Work required:
Even where a record seems odd, copy it exactly as it appears below.
Record extracts Block Start
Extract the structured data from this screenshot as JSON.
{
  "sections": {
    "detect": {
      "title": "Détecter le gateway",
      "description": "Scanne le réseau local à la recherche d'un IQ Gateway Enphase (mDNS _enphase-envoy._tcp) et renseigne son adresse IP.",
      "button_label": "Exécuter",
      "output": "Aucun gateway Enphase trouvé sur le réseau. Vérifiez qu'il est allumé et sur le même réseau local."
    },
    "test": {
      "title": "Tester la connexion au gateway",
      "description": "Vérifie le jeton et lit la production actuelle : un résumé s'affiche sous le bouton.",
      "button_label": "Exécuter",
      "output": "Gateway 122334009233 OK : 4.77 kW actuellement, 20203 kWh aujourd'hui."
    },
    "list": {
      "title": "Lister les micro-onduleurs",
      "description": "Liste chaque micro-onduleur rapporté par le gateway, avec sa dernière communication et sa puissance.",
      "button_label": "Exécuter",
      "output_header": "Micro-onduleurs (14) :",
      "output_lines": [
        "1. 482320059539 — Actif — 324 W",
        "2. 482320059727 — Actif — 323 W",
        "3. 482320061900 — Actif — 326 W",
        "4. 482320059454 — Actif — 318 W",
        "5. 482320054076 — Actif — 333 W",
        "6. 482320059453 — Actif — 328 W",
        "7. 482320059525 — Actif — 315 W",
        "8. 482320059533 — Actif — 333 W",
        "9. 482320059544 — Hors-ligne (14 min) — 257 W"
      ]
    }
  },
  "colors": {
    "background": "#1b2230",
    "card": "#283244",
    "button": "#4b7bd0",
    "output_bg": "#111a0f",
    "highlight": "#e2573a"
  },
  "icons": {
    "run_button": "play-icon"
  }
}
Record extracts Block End
Solution:
Extract the structured data from this screenshot as JSON.
{
  "sections": {
    "detect": {
      "title": "Détecter le gateway",
      "description": "Scanne le réseau local à la recherche d'un IQ Gateway Enphase (mDNS _enphase-envoy._tcp) et renseigne son adresse IP.",
      "button_label": "Exécuter",
      "output": "Aucun gateway Enphase trouvé sur le réseau. Vérifiez qu'il est allumé et sur le même réseau local."
    },
    "test": {
      "title": "Tester la connexion au gateway",
      "description": "Vérifie le jeton et lit la production actuelle : un résumé s'affiche sous le bouton.",
      "button_label": "Exécuter",
      "output": "Gateway 122334009233 OK : 4.77 kW actuellement, 20203 kWh aujourd'hui."
    },
    "list": {
      "title": "Lister les micro-onduleurs",
      "description": "Liste chaque micro-onduleur rapporté par le gateway, avec sa dernière communication et sa puissance.",
      "button_label": "Exécuter",
      "output_header": "Micro-onduleurs (14) :",
      "output_lines": [
        "1. 482320059539 — Actif — 324 W",
        "2. 482320059727 — Actif — 323 W",
        "3. 482320061900 — Actif — 326 W",
        "4. 482320059454 — Actif — 318 W",
        "5. 482320054076 — Actif — 333 W",
        "6. 482320059453 — Actif — 328 W",
        "7. 482320059525 — Actif — 315 W",
        "8. 482320059533 — Actif — 333 W",
        "9. 482320059544 — Hors-ligne (14 min) — 257 W"
      ]
    }
  },
  "colors": {
    "background": "#1b2230",
    "card": "#283244",
    "button": "#4b7bd0",
    "output_bg": "#111a0f",
    "highlight": "#e2573a"
  },
  "icons": {
    "run_button": "play-icon"
  }
}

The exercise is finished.